> [Action item]:
If a line in the entries includes "Enter", show that line.

> [Entries from a dataset of interfaces]:
----------

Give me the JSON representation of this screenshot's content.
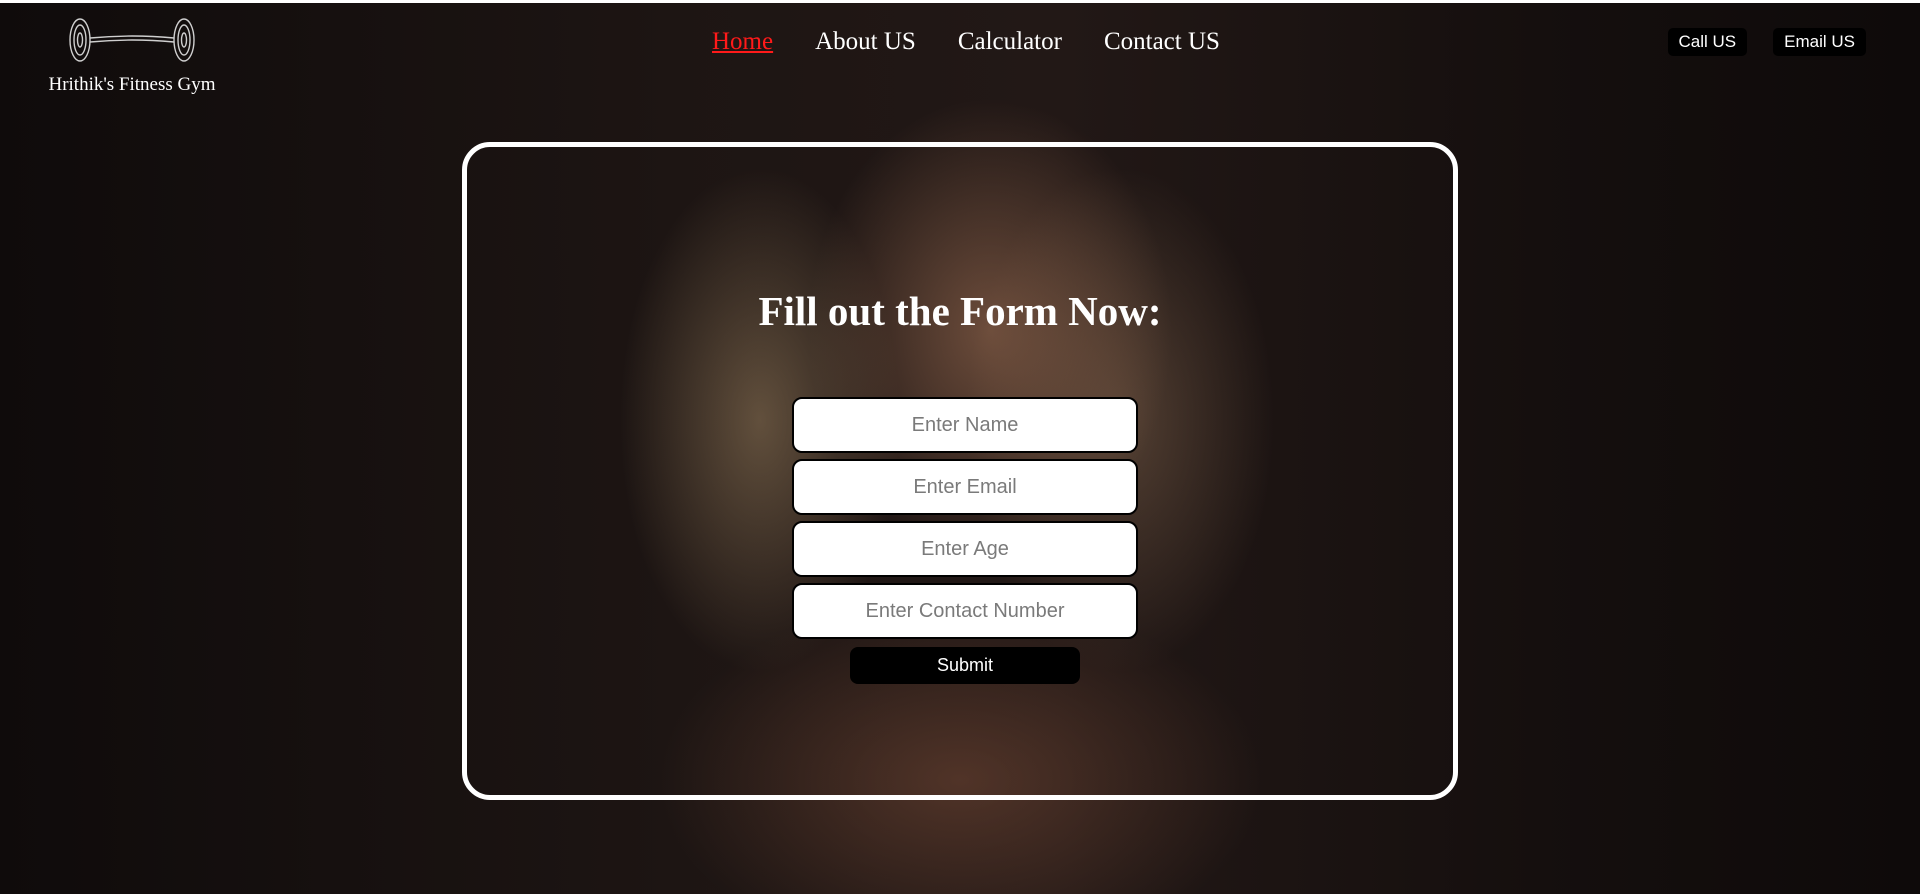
{
  "header": {
    "logo_icon": "barbell-icon",
    "brand_name": "Hrithik's Fitness Gym",
    "nav": [
      {
        "label": "Home",
        "active": true
      },
      {
        "label": "About US",
        "active": false
      },
      {
        "label": "Calculator",
        "active": false
      },
      {
        "label": "Contact US",
        "active": false
      }
    ],
    "buttons": {
      "call": "Call US",
      "email": "Email US"
    }
  },
  "form": {
    "title": "Fill out the Form Now:",
    "fields": {
      "name": {
        "placeholder": "Enter Name",
        "value": ""
      },
      "email": {
        "placeholder": "Enter Email",
        "value": ""
      },
      "age": {
        "placeholder": "Enter Age",
        "value": ""
      },
      "contact": {
        "placeholder": "Enter Contact Number",
        "value": ""
      }
    },
    "submit_label": "Submit"
  },
  "colors": {
    "active_nav": "#ff1a1a",
    "text": "#ffffff",
    "button_bg": "#000000",
    "card_border": "#ffffff"
  }
}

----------

> [Response box]:
        "placeholder": "Enter Name",
        "placeholder": "Enter Email",
        "placeholder": "Enter Age",
        "placeholder": "Enter Contact Number",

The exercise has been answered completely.